The best, the best, the best, the best of Foo: 24 great Foo Fighters deep album cuts

Dave Grohl of the Foo Fighters performs at an August pop-up event at the Hollywood Palladium.

Dave Grohl of the Foo Fighters performs at an August pop-up event at the Hollywood Palladium. Willy Sanjuan/Invision/AP

Dave Grohl has now been in one of the biggest rock bands in the world twice. But those two experiences couldn’t have been more different.

A member of Nirvana for less than four years, Grohl drummed on two world-changing albums with the band before frontman Kurt Cobain’s suicide. And while Foo Fighters will never be as revered as groundbreakers like Grohl’s previous band, he’s managed the kind of longevity and consistency with Foo Fighters that few of their peers can boast.

Foo Fighters are headlining the Xcel Energy Center on Thursday in support of their ninth studio album, last year’s Concrete and Gold. But they’ll be bringing songs with them from across their entire career, dating back to 1995, when Grohl recorded the self-titled Foo Fighters album as a solo project, recording all the instruments and stepping out front as a lead singer for the first time.

Foo Fighters singles tend to sound like ‘80s SST bands (including Grohl’s biggest songwriting influence, Hüsker Dü) filtered through splashy ‘70s riff rock. But the band’s catalog is more diverse than their greatest hits let on. On their best album, 1997’s The Colour and the Shape, a surprising amount of trebly, chiming guitar gives songs like “See You” and “My Poor Brain” a sparkling power pop luster. Foo Fighters albums are dotted with playful two-minute miniatures like “Hell” and “Up in Arms,” but they also stretch out for occasional six-minute epics like 1999’s luminous slow burner “Aurora.”

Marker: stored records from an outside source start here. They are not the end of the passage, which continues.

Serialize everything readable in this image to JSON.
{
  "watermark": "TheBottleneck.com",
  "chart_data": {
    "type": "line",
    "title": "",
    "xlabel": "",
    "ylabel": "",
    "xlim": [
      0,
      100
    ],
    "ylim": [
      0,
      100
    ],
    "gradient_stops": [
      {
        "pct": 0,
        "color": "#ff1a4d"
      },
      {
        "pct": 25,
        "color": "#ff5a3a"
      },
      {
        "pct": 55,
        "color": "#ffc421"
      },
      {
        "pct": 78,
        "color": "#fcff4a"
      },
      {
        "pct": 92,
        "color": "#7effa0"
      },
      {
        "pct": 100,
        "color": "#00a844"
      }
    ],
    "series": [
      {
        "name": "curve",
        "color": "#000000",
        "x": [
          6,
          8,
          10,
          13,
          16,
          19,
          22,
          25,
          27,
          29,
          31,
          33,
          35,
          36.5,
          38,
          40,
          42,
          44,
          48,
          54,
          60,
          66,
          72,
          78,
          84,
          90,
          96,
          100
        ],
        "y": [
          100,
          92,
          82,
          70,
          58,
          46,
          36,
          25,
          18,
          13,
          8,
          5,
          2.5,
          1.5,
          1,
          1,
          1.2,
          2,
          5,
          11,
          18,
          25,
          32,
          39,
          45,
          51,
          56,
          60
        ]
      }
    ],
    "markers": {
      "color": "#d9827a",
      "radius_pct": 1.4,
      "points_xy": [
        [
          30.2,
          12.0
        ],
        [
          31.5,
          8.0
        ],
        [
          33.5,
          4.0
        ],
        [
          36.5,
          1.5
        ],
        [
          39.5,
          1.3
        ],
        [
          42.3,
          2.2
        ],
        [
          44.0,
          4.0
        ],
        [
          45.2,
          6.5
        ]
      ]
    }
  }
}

Grohl has openly derided 2002’s One by One as “four good songs” padded with filler that the band would never play again. But since then, Foo Fighters have challenged themselves with increasingly ambitious albums. The 2005 double album In Your Honor contrasted a disc of the band’s loudest anthems with an intimate acoustic disc. Wasting Light, from 2010, reunited Grohl with Nevermind producer Butch Vig to great effect, with Nirvana bassist Krist Novoselic turning up for “I Should Have Known.” For 2014’s Sonic Highways, which was paired with the HBO documentary series of the same name, the band recorded eight songs in eight famous studios in different American cities. And with Concrete and Gold, Grohl chased an offbeat “Slayer meets the Beach Boys” vision with Greg Kurstin, the producer of chart-topping hits by Adele and Kelly Clarkson.

With dozens of rock radio hits to choose from, Foo Fighters don’t make a lot of time for deep cuts. So you might not hear many of these songs on Thursday, aside from Concrete and Gold tracks like the groovy bass-driven highlight “La Dee La.” But at an August “pop-up” set in the parking lot of the Hollywood Palladium, Foo Fighters played several rarely performed ‘90s deep cuts, including “Wattershed,” “Gimme Stitches,” and “Hey, Johnny Park!” So they still know how to play the old stuff.